I can order the films, or use them at the Library when I have time.
Example of the list of things Nani found
4. Get background information and make a time line.
I have spent quite a bit of time accumulating background information to help me with my research. I make a time line down the left margin of the paper and try to put names of people by the years when they lived. I draw lines to show possible relationships between people. I go over it again and again. I do a different time chart as I learn more from the things I search. Certain names pop up. You have to familiarize yourself with the names and the connections between people. You don’t suddenly put everything onto a Family Group Record.
5. Use more resources to get more information.
Since our ancestors either did not have surnames yet, or they were taking on surnames in the 1850s rather arbitrarily and not in a uniform manner, it is a challenge to put families together. We can take any marriage record with a place recorded on it. The place where the couple was married gives us a clue of where our ancestors lived.

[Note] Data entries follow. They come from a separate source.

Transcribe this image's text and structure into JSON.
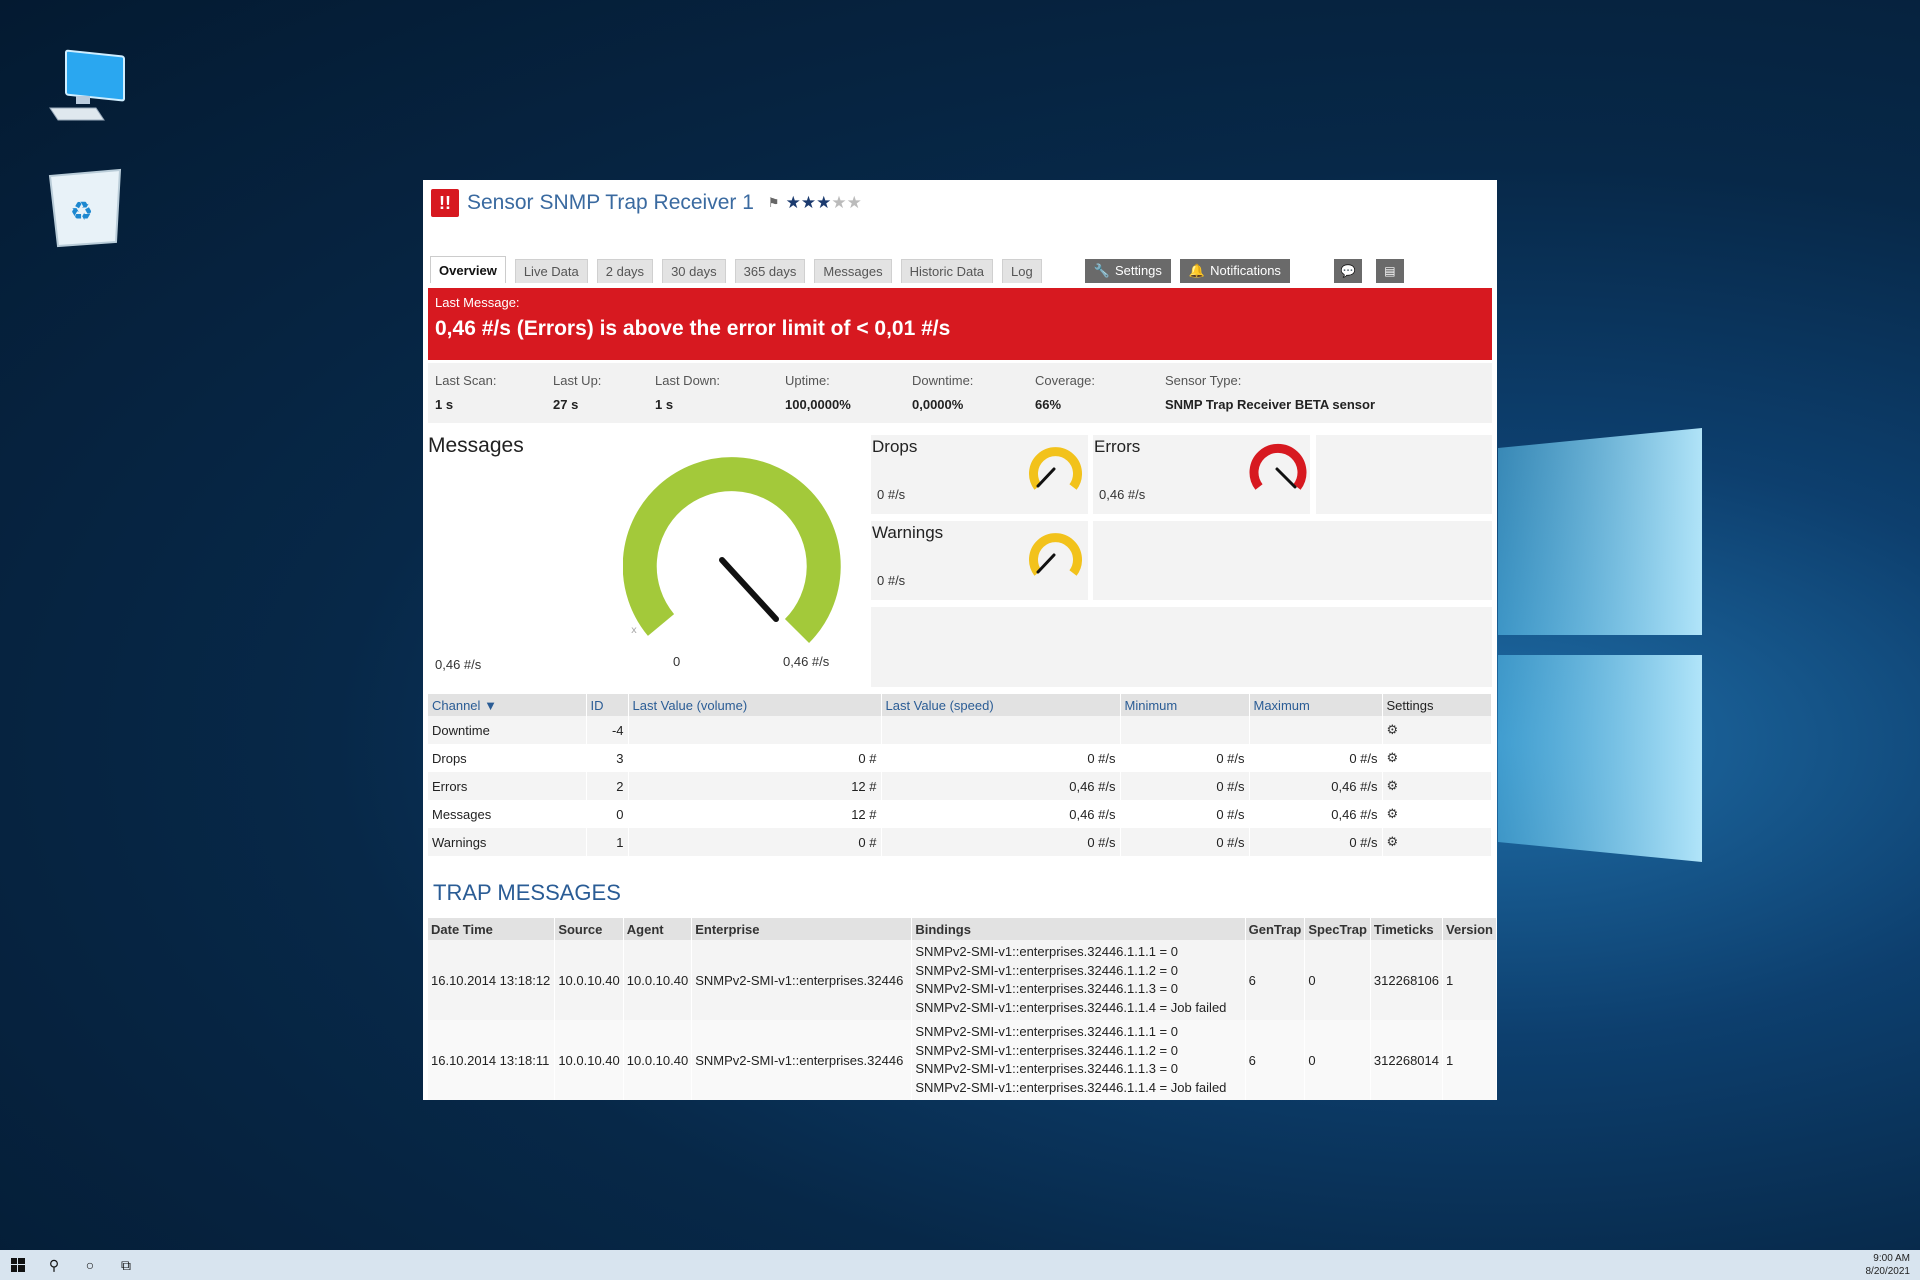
{
  "window": {
    "title_prefix": "Sensor",
    "title_name": "SNMP Trap Receiver 1",
    "status_symbol": "!!",
    "priority_stars_filled": 3,
    "priority_stars_total": 5,
    "colors": {
      "error_red": "#d71920",
      "link_blue": "#2a5c95",
      "gauge_green": "#a3c93a",
      "gauge_yellow": "#f2c21b"
    }
  },
  "tabs": {
    "overview": "Overview",
    "live_data": "Live Data",
    "two_days": "2 days",
    "thirty_days": "30 days",
    "days365": "365 days",
    "messages": "Messages",
    "historic_data": "Historic Data",
    "log": "Log",
    "settings": "Settings",
    "notifications": "Notifications"
  },
  "alert": {
    "label": "Last Message:",
    "text": "0,46 #/s (Errors) is above the error limit of < 0,01 #/s"
  },
  "stats": {
    "last_scan_label": "Last Scan:",
    "last_scan": "1 s",
    "last_up_label": "Last Up:",
    "last_up": "27 s",
    "last_down_label": "Last Down:",
    "last_down": "1 s",
    "uptime_label": "Uptime:",
    "uptime": "100,0000%",
    "downtime_label": "Downtime:",
    "downtime": "0,0000%",
    "coverage_label": "Coverage:",
    "coverage": "66%",
    "sensor_type_label": "Sensor Type:",
    "sensor_type": "SNMP Trap Receiver BETA sensor"
  },
  "gauges": {
    "messages": {
      "title": "Messages",
      "value": "0,46 #/s",
      "min": "0",
      "max": "0,46 #/s"
    },
    "drops": {
      "title": "Drops",
      "value": "0 #/s"
    },
    "errors": {
      "title": "Errors",
      "value": "0,46 #/s"
    },
    "warnings": {
      "title": "Warnings",
      "value": "0 #/s"
    }
  },
  "channels": {
    "headers": {
      "channel": "Channel",
      "id": "ID",
      "last_volume": "Last Value (volume)",
      "last_speed": "Last Value (speed)",
      "minimum": "Minimum",
      "maximum": "Maximum",
      "settings": "Settings"
    },
    "rows": [
      {
        "channel": "Downtime",
        "id": "-4",
        "volume": "",
        "speed": "",
        "minimum": "",
        "maximum": ""
      },
      {
        "channel": "Drops",
        "id": "3",
        "volume": "0 #",
        "speed": "0 #/s",
        "minimum": "0 #/s",
        "maximum": "0 #/s"
      },
      {
        "channel": "Errors",
        "id": "2",
        "volume": "12 #",
        "speed": "0,46 #/s",
        "minimum": "0 #/s",
        "maximum": "0,46 #/s"
      },
      {
        "channel": "Messages",
        "id": "0",
        "volume": "12 #",
        "speed": "0,46 #/s",
        "minimum": "0 #/s",
        "maximum": "0,46 #/s"
      },
      {
        "channel": "Warnings",
        "id": "1",
        "volume": "0 #",
        "speed": "0 #/s",
        "minimum": "0 #/s",
        "maximum": "0 #/s"
      }
    ]
  },
  "trap": {
    "title": "TRAP MESSAGES",
    "headers": {
      "datetime": "Date Time",
      "source": "Source",
      "agent": "Agent",
      "enterprise": "Enterprise",
      "bindings": "Bindings",
      "gentrap": "GenTrap",
      "spectrap": "SpecTrap",
      "timeticks": "Timeticks",
      "version": "Version"
    },
    "rows": [
      {
        "datetime": "16.10.2014 13:18:12",
        "source": "10.0.10.40",
        "agent": "10.0.10.40",
        "enterprise": "SNMPv2-SMI-v1::enterprises.32446",
        "bindings": [
          "SNMPv2-SMI-v1::enterprises.32446.1.1.1 = 0",
          "SNMPv2-SMI-v1::enterprises.32446.1.1.2 = 0",
          "SNMPv2-SMI-v1::enterprises.32446.1.1.3 = 0",
          "SNMPv2-SMI-v1::enterprises.32446.1.1.4 = Job failed"
        ],
        "gentrap": "6",
        "spectrap": "0",
        "timeticks": "312268106",
        "version": "1"
      },
      {
        "datetime": "16.10.2014 13:18:11",
        "source": "10.0.10.40",
        "agent": "10.0.10.40",
        "enterprise": "SNMPv2-SMI-v1::enterprises.32446",
        "bindings": [
          "SNMPv2-SMI-v1::enterprises.32446.1.1.1 = 0",
          "SNMPv2-SMI-v1::enterprises.32446.1.1.2 = 0",
          "SNMPv2-SMI-v1::enterprises.32446.1.1.3 = 0",
          "SNMPv2-SMI-v1::enterprises.32446.1.1.4 = Job failed"
        ],
        "gentrap": "6",
        "spectrap": "0",
        "timeticks": "312268014",
        "version": "1"
      }
    ]
  },
  "taskbar": {
    "time": "9:00 AM",
    "date": "8/20/2021"
  }
}
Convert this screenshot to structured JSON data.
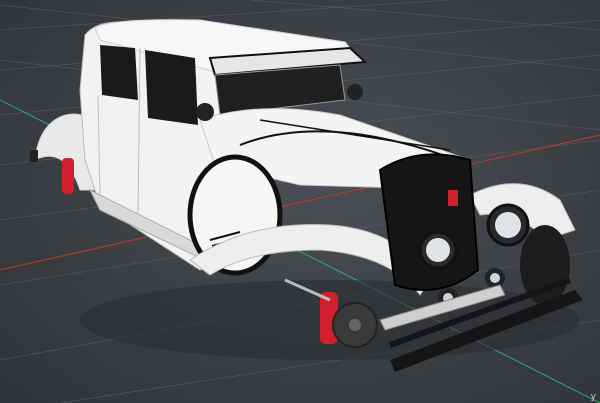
{
  "viewport": {
    "axis_label": "y",
    "colors": {
      "background": "#3b3f44",
      "grid": "#5a5f66",
      "axis_x": "#c0392b",
      "axis_z": "#2ecc71",
      "body": "#f2f2f2",
      "trim": "#111111",
      "brake": "#d0202e"
    }
  },
  "model": {
    "icon": "vintage-sedan-model"
  }
}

I come up with random lists of names with places of birth, marriage, or death. The government of Hawaii asked the Protestant pastors to send in their mission books to the government. The Churches wanted to get people married in the Christian way. Older couples got married, so you can’t estimate birth dates of the children from the Protestant marriage records.
The Churches were required to send marriage records to the territorial government. These records were indexed. They are in the archives under DOE. They are indexed by father, mother and child. In 1850,a law was made to report the birth of children. Keoni Ana was John Young, who was secretary to Kamehameha. He signed documents in the 1850's.
Tax records go geographically. They establish the land a family owned. A new person paying the taxes on the land is the possible heir.
6. Try to find photos of your ancestors. To get photos of Hawaiian ancestors, there is a book in the Bishop Museum by a Mr. Sullivan. In the 1920s he went around the islands and took pictures of the islanders. I believe it is called The Sullivan Photographic Collection.
Other ways to get photographs are to see if the LDS Church Historical Dept. has photos or journals of missionaries who served in the Hawaiian Islands in the early days of the Church. Also, of course, ask your relatives. I have an aunt who is 88. She has a picture in her stuff, but I’m afraid it is getting in bad condition. The climate destroys paper. It would be good to scan the pictures into a computer to preserve them.
7. Print out a copy of the microfilm page where you found information and write the film number in the margin of the printouts. I do this so I can remember which film it was taken from. Be sure to print out what you get. Be sure to keep a written note of the sources where your printouts and copies came from.
8. Look on the Internet. Ancestry World Tree Viewer has a family line that goes back all the way. I just had to type in one name to get to it. Keep track of the films you have used and the web sites you have gone to and what you found or didn’t find on them.
9. Organize what you have found. You have to start with a mess of stuff to organize. Then you can organize it. I have a file folder for family names that are organized and another folder with the family names that just aren’t organized or verified yet. It is stuff I am working on.
The binders with my family group records are color coded. The blue sheets are my father’s father’s line. The pink ones are my father’s mother’s line. The green sheets are my mother’s mother’s line. The yellow sheets are my mother’s father’s line.
DAD’S DAD ─ Blue
│ DAD’S MOM─ Pink
│ MOM’S DAD ─ Green
MOM’S MOM─ Yellow
10. Fast, pray, and trust. Have trust that the mess is coming into the organization you need. I also fast and pray for help with the work I am doing, because it requires some inspiration to get things to fit together properly.
New to the Research Wiki?
In the FamilySearch Research Wiki, you can learn how to do genealogical research or share your knowledge with others.Learn More